Instructions for the task —
Only an exact copy of the records below will serve as the answer.

Extracted records —
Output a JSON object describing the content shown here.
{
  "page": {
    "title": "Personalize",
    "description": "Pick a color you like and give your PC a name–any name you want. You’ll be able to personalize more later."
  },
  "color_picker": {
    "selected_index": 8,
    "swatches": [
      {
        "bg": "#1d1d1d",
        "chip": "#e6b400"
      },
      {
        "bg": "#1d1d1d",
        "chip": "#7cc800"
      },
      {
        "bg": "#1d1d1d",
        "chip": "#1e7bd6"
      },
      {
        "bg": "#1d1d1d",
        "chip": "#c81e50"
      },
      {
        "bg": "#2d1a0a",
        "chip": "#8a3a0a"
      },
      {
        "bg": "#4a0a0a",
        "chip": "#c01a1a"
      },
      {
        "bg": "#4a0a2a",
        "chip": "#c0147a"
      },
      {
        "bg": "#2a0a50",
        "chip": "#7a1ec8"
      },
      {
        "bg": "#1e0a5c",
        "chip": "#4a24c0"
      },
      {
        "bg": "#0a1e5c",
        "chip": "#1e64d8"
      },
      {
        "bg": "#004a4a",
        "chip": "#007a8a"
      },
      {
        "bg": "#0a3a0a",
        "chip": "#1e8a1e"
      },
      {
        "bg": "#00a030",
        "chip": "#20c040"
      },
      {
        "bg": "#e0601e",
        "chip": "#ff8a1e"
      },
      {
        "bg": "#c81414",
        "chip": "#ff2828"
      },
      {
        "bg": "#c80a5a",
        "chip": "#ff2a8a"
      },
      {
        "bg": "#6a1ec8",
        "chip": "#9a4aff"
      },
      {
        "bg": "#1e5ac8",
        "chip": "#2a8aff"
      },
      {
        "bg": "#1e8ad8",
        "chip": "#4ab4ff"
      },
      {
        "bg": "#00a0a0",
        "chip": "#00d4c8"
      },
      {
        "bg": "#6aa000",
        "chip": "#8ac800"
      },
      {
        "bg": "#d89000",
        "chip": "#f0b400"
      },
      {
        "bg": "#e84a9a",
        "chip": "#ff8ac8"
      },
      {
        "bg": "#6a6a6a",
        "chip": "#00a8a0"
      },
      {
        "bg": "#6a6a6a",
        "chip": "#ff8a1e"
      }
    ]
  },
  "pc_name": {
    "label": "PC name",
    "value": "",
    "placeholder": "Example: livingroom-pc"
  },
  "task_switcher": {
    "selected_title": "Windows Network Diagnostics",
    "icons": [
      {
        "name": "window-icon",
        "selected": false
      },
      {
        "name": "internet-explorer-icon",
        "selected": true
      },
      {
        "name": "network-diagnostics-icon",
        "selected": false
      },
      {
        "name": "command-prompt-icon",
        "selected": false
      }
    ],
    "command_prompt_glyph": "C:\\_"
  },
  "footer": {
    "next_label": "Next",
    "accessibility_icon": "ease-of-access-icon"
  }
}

Completed task —
Output a JSON object describing the content shown here.
{
  "page": {
    "title": "Personalize",
    "description": "Pick a color you like and give your PC a name–any name you want. You’ll be able to personalize more later."
  },
  "color_picker": {
    "selected_index": 8,
    "swatches": [
      {
        "bg": "#1d1d1d",
        "chip": "#e6b400"
      },
      {
        "bg": "#1d1d1d",
        "chip": "#7cc800"
      },
      {
        "bg": "#1d1d1d",
        "chip": "#1e7bd6"
      },
      {
        "bg": "#1d1d1d",
        "chip": "#c81e50"
      },
      {
        "bg": "#2d1a0a",
        "chip": "#8a3a0a"
      },
      {
        "bg": "#4a0a0a",
        "chip": "#c01a1a"
      },
      {
        "bg": "#4a0a2a",
        "chip": "#c0147a"
      },
      {
        "bg": "#2a0a50",
        "chip": "#7a1ec8"
      },
      {
        "bg": "#1e0a5c",
        "chip": "#4a24c0"
      },
      {
        "bg": "#0a1e5c",
        "chip": "#1e64d8"
      },
      {
        "bg": "#004a4a",
        "chip": "#007a8a"
      },
      {
        "bg": "#0a3a0a",
        "chip": "#1e8a1e"
      },
      {
        "bg": "#00a030",
        "chip": "#20c040"
      },
      {
        "bg": "#e0601e",
        "chip": "#ff8a1e"
      },
      {
        "bg": "#c81414",
        "chip": "#ff2828"
      },
      {
        "bg": "#c80a5a",
        "chip": "#ff2a8a"
      },
      {
        "bg": "#6a1ec8",
        "chip": "#9a4aff"
      },
      {
        "bg": "#1e5ac8",
        "chip": "#2a8aff"
      },
      {
        "bg": "#1e8ad8",
        "chip": "#4ab4ff"
      },
      {
        "bg": "#00a0a0",
        "chip": "#00d4c8"
      },
      {
        "bg": "#6aa000",
        "chip": "#8ac800"
      },
      {
        "bg": "#d89000",
        "chip": "#f0b400"
      },
      {
        "bg": "#e84a9a",
        "chip": "#ff8ac8"
      },
      {
        "bg": "#6a6a6a",
        "chip": "#00a8a0"
      },
      {
        "bg": "#6a6a6a",
        "chip": "#ff8a1e"
      }
    ]
  },
  "pc_name": {
    "label": "PC name",
    "value": "",
    "placeholder": "Example: livingroom-pc"
  },
  "task_switcher": {
    "selected_title": "Windows Network Diagnostics",
    "icons": [
      {
        "name": "window-icon",
        "selected": false
      },
      {
        "name": "internet-explorer-icon",
        "selected": true
      },
      {
        "name": "network-diagnostics-icon",
        "selected": false
      },
      {
        "name": "command-prompt-icon",
        "selected": false
      }
    ],
    "command_prompt_glyph": "C:\\_"
  },
  "footer": {
    "next_label": "Next",
    "accessibility_icon": "ease-of-access-icon"
  }
}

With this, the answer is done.